Type of Business: Manufacturing
Best Business Loan Option: Equipment Leasing

Some businesses do not make many credit card transactions, and may not need money for inventory and other costs that merchant or startup businesses may have. Instead, they use lots of equipment in their daily activities. A manufacturing business converts raw materials and component parts into consumer and industrial goods, and therefore requires the use of a variety of equipment.

For these types of businesses, equipment leasing may be a good option. Rather than lending money, equipment leasing companies lend equipment, providing most borrowers with the option of purchasing the equipment after a certain period of time.

Build Your Investment Strategy to Meet Your Goals

Establishing an investment strategy that meets your personality and your goals is relatively easy once you determine whether you want a conservative investment strategy or a moderate investment strategy. This requires two primary actions.

First, establish your personality and goals:

  • What kind of risk are you willing to accept? A few losses will always occur but are you willing to accept only minor losses or do you want to shoot for large gains that may results in more losses in the process?
  • How often do you want to trade? Are you willing to trade each week or would you prefer only once or twice a month or even less?
  • Are you willing to see your portfolio, your retirement account, or wealth account build very gradually over time or do you want to grow these fast?

Second, understand the strategy ingredients that make for conservative investments and moderate or aggressive investments:

  • Frequent trading, almost daily, is best suited for aggressive and in some cases moderate investments.
  • Setting sell stops that are low, like 1% to 3% will results in more frequent trading than sell stops that are a bit higher.
  • Trading a wide range of stocks versus ETFs or many mutual funds will generally produce more aggressive or moderate investment strategies.

Setting different rules or parameters in your retirement software or personal investments software can affect your results and define your investment strategy as either conservative, moderate or aggressive:

a) Ranking – setting sell rules based on the rank of a position (ticker symbol) in you group of potential positions. Ranking in the top 5% or 10% vs. the top 30% will produce more frequent trading and normally a more aggressive strategy.

b) Stops – setting the sell rules based on how much a position drops from its high point can also result in trading frequency, churning of your portfolio.

c) Hold rules – defining your strategy by saying you prefer to hold positions for no less than 10 days vs. 30 or 60 days sets up your strategy for aggressive vs. conservative.
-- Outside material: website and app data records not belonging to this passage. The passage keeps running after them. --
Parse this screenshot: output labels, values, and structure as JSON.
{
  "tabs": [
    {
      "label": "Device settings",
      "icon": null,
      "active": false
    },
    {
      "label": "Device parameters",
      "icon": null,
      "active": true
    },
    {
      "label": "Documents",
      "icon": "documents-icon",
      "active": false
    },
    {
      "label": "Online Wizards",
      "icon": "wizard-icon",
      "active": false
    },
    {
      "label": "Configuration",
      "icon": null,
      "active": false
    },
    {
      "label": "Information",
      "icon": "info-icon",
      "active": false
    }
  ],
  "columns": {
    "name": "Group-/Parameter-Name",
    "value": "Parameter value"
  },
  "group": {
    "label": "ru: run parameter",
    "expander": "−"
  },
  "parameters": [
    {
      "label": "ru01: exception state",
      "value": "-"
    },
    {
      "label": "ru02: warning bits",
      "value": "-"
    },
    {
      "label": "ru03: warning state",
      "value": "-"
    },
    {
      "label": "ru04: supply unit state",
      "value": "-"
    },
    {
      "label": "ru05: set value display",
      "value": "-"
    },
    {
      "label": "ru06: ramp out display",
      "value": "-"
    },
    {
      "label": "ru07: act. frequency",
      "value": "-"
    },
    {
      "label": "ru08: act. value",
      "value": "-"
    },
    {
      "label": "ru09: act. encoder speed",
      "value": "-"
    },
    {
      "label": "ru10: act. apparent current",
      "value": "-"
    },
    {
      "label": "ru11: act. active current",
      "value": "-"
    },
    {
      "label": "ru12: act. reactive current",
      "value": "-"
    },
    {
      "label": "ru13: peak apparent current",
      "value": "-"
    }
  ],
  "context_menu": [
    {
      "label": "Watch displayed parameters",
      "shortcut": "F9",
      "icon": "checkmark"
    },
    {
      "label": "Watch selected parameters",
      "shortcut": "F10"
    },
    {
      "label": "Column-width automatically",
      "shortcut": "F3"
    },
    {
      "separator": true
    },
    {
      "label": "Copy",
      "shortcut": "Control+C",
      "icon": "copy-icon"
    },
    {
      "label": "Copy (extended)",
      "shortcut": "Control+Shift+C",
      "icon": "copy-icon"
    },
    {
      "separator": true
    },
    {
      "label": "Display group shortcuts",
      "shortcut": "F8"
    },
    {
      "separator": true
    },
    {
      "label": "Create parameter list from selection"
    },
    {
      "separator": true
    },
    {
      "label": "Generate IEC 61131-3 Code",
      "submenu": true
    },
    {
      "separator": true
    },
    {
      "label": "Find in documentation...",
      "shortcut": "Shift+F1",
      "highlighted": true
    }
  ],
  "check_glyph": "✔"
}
d) Employing a Market Exit signal based on the equity curve of the performance of the stock markets can tell you when to pause or even cash out of the markets for a short or long time and by doing so preserve your money from losses. But setting this signal with a short evaluation period versus a long period can have a major effect: too long being bad because you won’t get a signal in time to avert major loss, but to short will have you again trading too frequently.

e) Period of Analysis – when you are analyzing your group of potential funds, ETFs or stocks the time period selected will also determine the type of investment strategy. Longer analysis periods will result in more conservative approaches while short periods, like 10 days, will be more aggressive and require more trading.

All these factors are not as intimidating as they may sound. The key to safe investing, to defining your investment strategy, is to understand that you are in control and that you can set these parameters to meet your personality and your objectives. Yes, you should back test to find the exact settings that meet your needs and reflect your desires in your investment software, but you can tailor the analysis testing to fall within your range of what is acceptable to you.